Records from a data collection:
════════
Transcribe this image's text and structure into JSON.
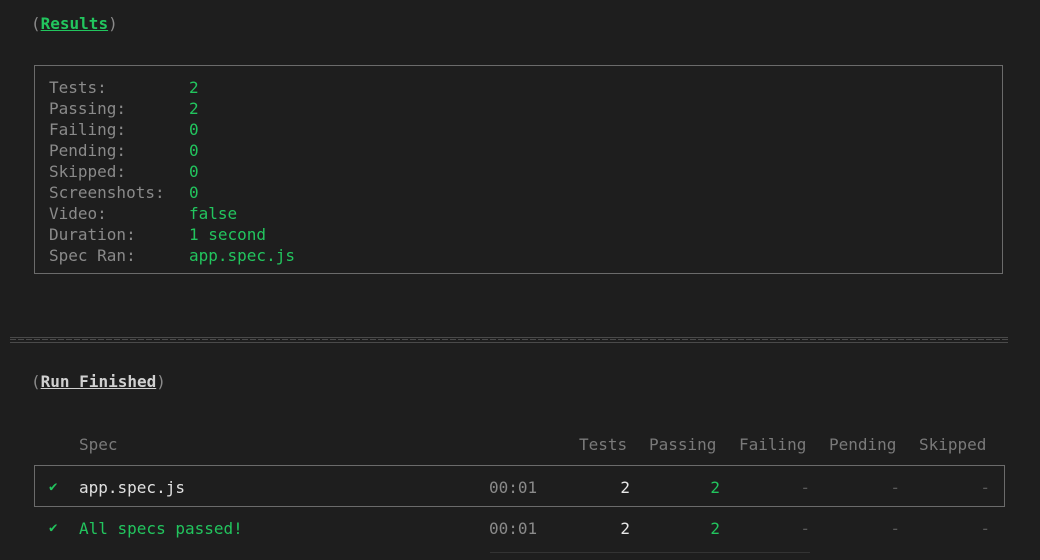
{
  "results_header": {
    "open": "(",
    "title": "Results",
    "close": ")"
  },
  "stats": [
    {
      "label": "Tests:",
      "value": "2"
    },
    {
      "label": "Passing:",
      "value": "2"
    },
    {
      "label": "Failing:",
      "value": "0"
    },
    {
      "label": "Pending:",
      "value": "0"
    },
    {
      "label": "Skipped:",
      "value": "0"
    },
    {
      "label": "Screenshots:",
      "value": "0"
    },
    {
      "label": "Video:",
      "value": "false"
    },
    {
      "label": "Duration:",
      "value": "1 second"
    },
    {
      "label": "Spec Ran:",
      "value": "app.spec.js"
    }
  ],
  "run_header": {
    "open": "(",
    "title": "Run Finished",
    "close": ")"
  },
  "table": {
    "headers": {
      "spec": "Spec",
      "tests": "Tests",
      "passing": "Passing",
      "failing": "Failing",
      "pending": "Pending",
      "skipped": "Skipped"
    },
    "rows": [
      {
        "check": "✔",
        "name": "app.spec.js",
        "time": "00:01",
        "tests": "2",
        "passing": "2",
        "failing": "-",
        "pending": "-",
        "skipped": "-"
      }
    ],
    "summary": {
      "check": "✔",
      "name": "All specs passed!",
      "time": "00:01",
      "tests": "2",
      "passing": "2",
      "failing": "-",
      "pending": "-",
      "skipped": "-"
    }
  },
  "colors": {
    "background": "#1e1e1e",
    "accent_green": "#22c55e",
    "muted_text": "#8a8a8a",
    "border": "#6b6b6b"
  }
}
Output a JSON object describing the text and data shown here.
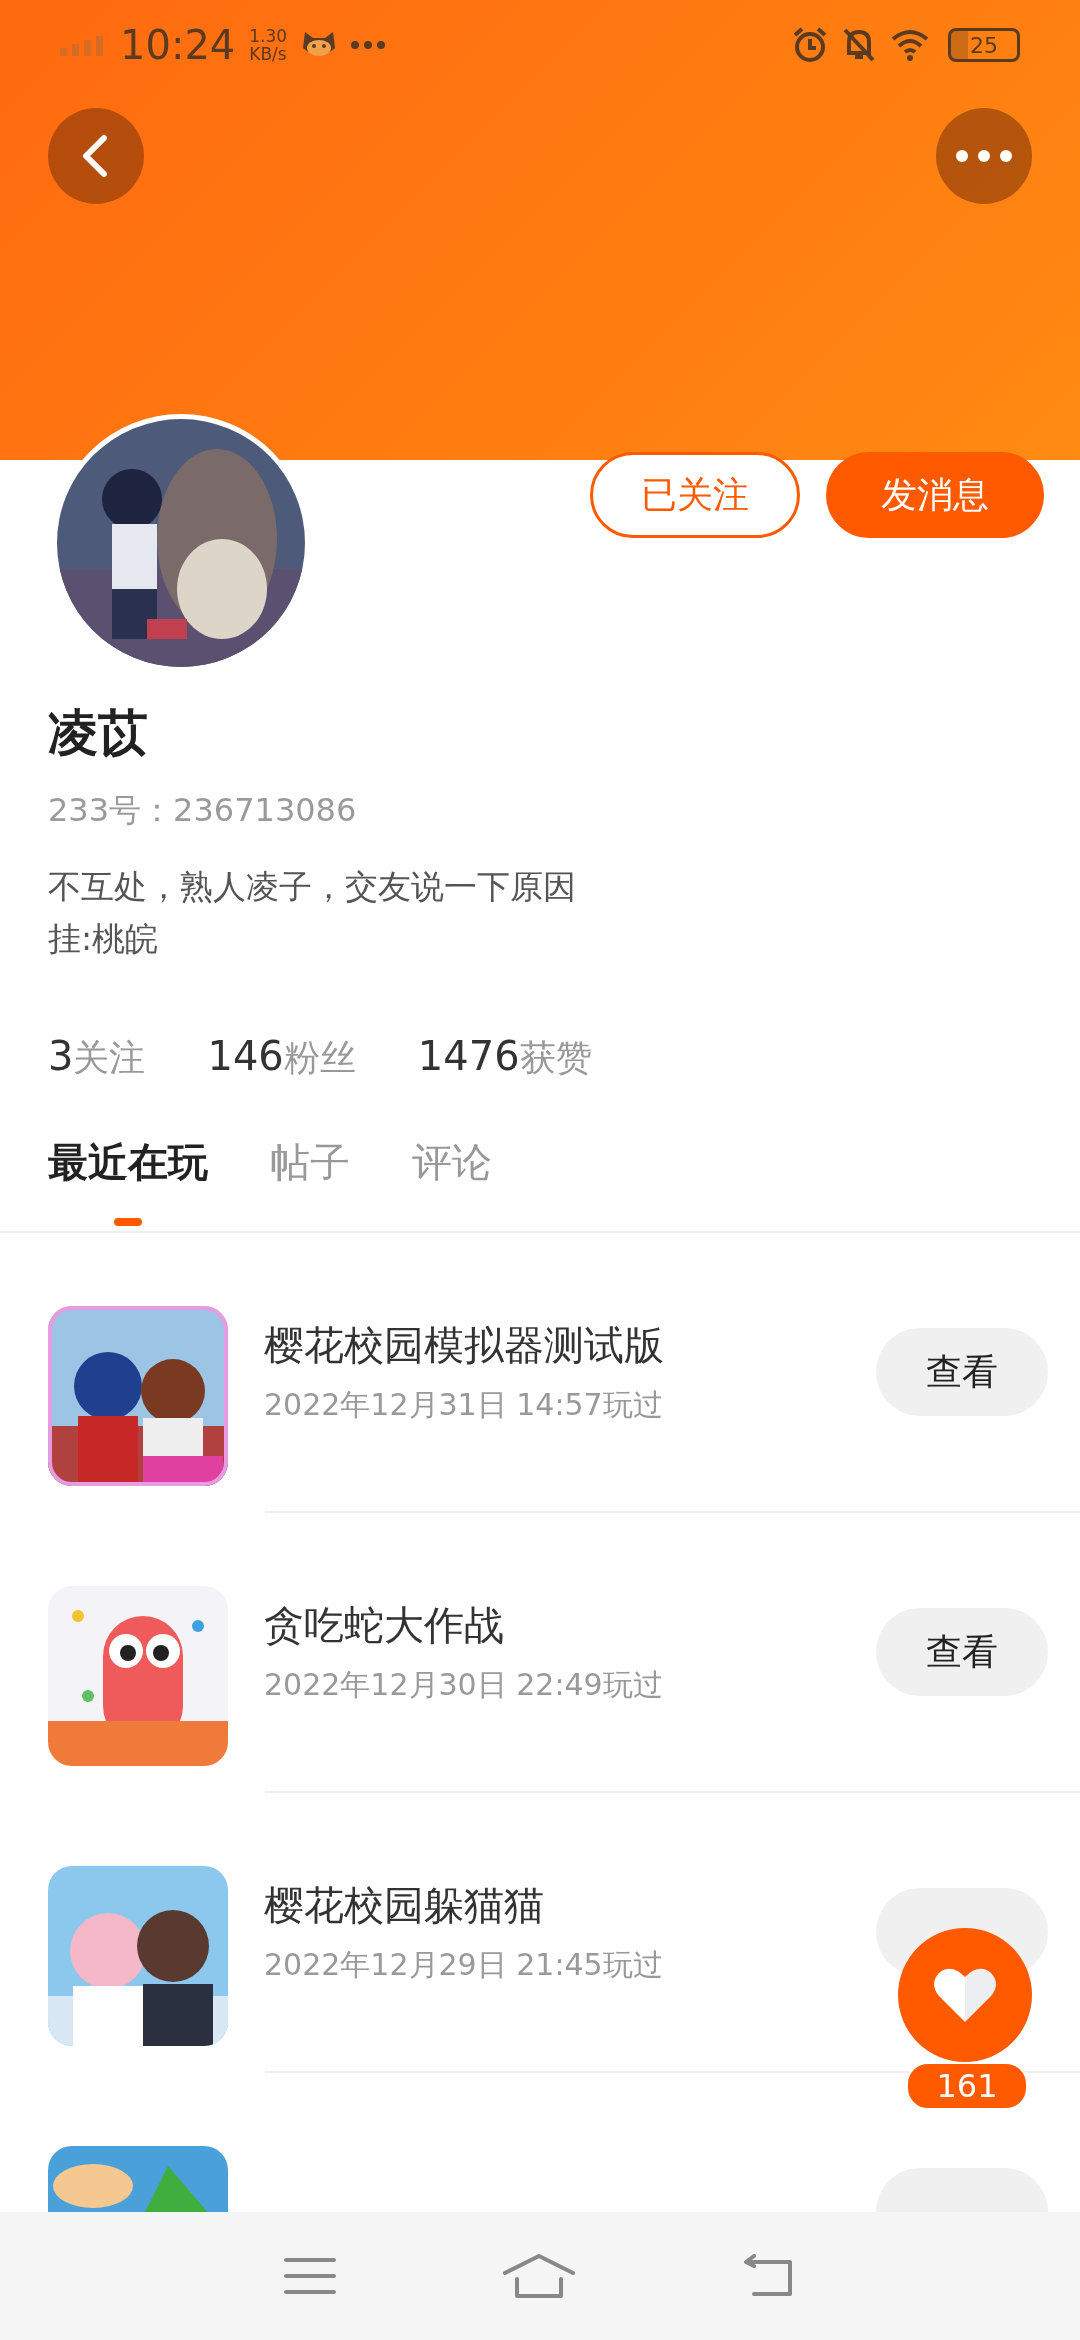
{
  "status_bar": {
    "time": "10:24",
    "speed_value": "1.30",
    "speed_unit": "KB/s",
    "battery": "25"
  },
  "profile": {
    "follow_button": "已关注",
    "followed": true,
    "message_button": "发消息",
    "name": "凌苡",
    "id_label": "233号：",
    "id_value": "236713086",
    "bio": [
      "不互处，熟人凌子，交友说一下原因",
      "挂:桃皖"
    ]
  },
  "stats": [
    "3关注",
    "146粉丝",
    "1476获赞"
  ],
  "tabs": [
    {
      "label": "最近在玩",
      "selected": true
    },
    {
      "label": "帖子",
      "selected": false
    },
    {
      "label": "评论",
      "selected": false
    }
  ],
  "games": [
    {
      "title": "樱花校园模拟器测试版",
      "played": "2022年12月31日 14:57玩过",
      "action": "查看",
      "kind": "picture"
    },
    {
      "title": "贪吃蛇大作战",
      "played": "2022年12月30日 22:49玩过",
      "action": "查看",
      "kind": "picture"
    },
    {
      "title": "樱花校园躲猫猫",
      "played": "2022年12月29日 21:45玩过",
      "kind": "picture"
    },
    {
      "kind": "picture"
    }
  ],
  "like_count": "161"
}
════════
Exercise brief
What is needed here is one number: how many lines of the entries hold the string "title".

Expected answer
5